Among the lines of the data, copy those that hold "worker".

++++++

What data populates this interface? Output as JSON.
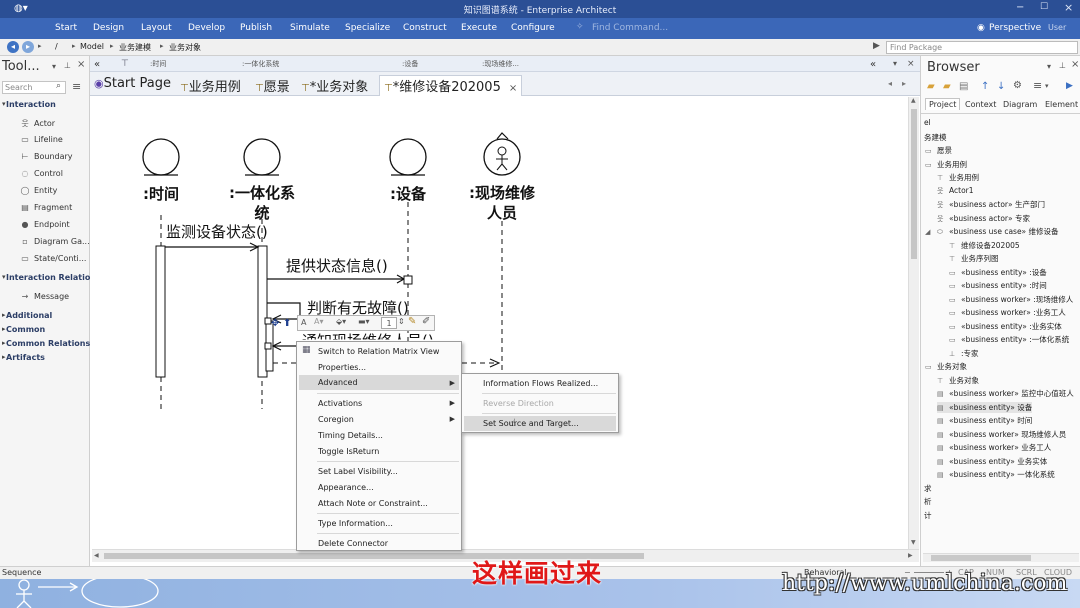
{
  "app": {
    "title": "知识图谱系统 - Enterprise Architect",
    "menu": [
      "Start",
      "Design",
      "Layout",
      "Develop",
      "Publish",
      "Simulate",
      "Specialize",
      "Construct",
      "Execute",
      "Configure"
    ],
    "command_placeholder": "Find Command...",
    "perspective": "Perspective",
    "user": "User"
  },
  "nav": {
    "path": [
      "/",
      "Model",
      "业务建模",
      "业务对象"
    ],
    "find_package_placeholder": "Find Package"
  },
  "toolbox": {
    "title": "Tool...",
    "search_placeholder": "Search",
    "sections": [
      {
        "name": "Interaction",
        "items": [
          "Actor",
          "Lifeline",
          "Boundary",
          "Control",
          "Entity",
          "Fragment",
          "Endpoint",
          "Diagram Ga...",
          "State/Conti..."
        ]
      },
      {
        "name": "Interaction Relatio",
        "items": [
          "Message"
        ]
      },
      {
        "name": "Additional",
        "items": []
      },
      {
        "name": "Common",
        "items": []
      },
      {
        "name": "Common Relations",
        "items": []
      },
      {
        "name": "Artifacts",
        "items": []
      }
    ]
  },
  "subtabs": [
    ":时间",
    ":一体化系统",
    ":设备",
    ":现场维修..."
  ],
  "doc_tabs": [
    "Start Page",
    "业务用例",
    "愿景",
    "*业务对象",
    "*维修设备202005"
  ],
  "diagram": {
    "lifelines": [
      ":时间",
      ":一体化系统",
      ":设备",
      ":现场维修人员"
    ],
    "lifeline_2_lines": [
      ":一体化系",
      "统"
    ],
    "lifeline_4_lines": [
      ":现场维修",
      "人员"
    ],
    "messages": [
      "监测设备状态()",
      "提供状态信息()",
      "判断有无故障()",
      "通知现场维修人员()"
    ]
  },
  "floating_toolbar": {
    "line_width": "1"
  },
  "context_menu": {
    "items": [
      "Switch to Relation Matrix View",
      "Properties...",
      "Advanced",
      "Activations",
      "Coregion",
      "Timing Details...",
      "Toggle IsReturn",
      "Set Label Visibility...",
      "Appearance...",
      "Attach Note or Constraint...",
      "Type Information...",
      "Delete Connector"
    ],
    "submenu": [
      "Information Flows Realized...",
      "Reverse Direction",
      "Set Source and Target..."
    ]
  },
  "browser": {
    "title": "Browser",
    "tabs": [
      "Project",
      "Context",
      "Diagram",
      "Element"
    ],
    "tree": [
      "el",
      "务建模",
      "愿景",
      "业务用例",
      "业务用例",
      "Actor1",
      "«business actor» 生产部门",
      "«business actor» 专家",
      "«business use case» 维修设备",
      "维修设备202005",
      "业务序列图",
      "«business entity» :设备",
      "«business entity» :时间",
      "«business worker» :现场维修人",
      "«business worker» :业务工人",
      "«business entity» :业务实体",
      "«business entity» :一体化系统",
      ":专家",
      "业务对象",
      "业务对象",
      "«business worker» 监控中心值班人",
      "«business entity» 设备",
      "«business entity» 时间",
      "«business worker» 现场维修人员",
      "«business worker» 业务工人",
      "«business entity» 业务实体",
      "«business entity» 一体化系统",
      "求",
      "析",
      "计"
    ]
  },
  "status": {
    "left": "Sequence",
    "mode": "Behavioral",
    "flags": [
      "CAP",
      "NUM",
      "SCRL",
      "CLOUD"
    ]
  },
  "overlay": {
    "subtitle": "这样画过来",
    "watermark": "http://www.umlchina.com"
  }
}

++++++

SOLUTION TO THIS PROBLEM
      "«business worker» :现场维修人",
      "«business worker» :业务工人",
      "«business worker» 监控中心值班人",
      "«business worker» 现场维修人员",
      "«business worker» 业务工人",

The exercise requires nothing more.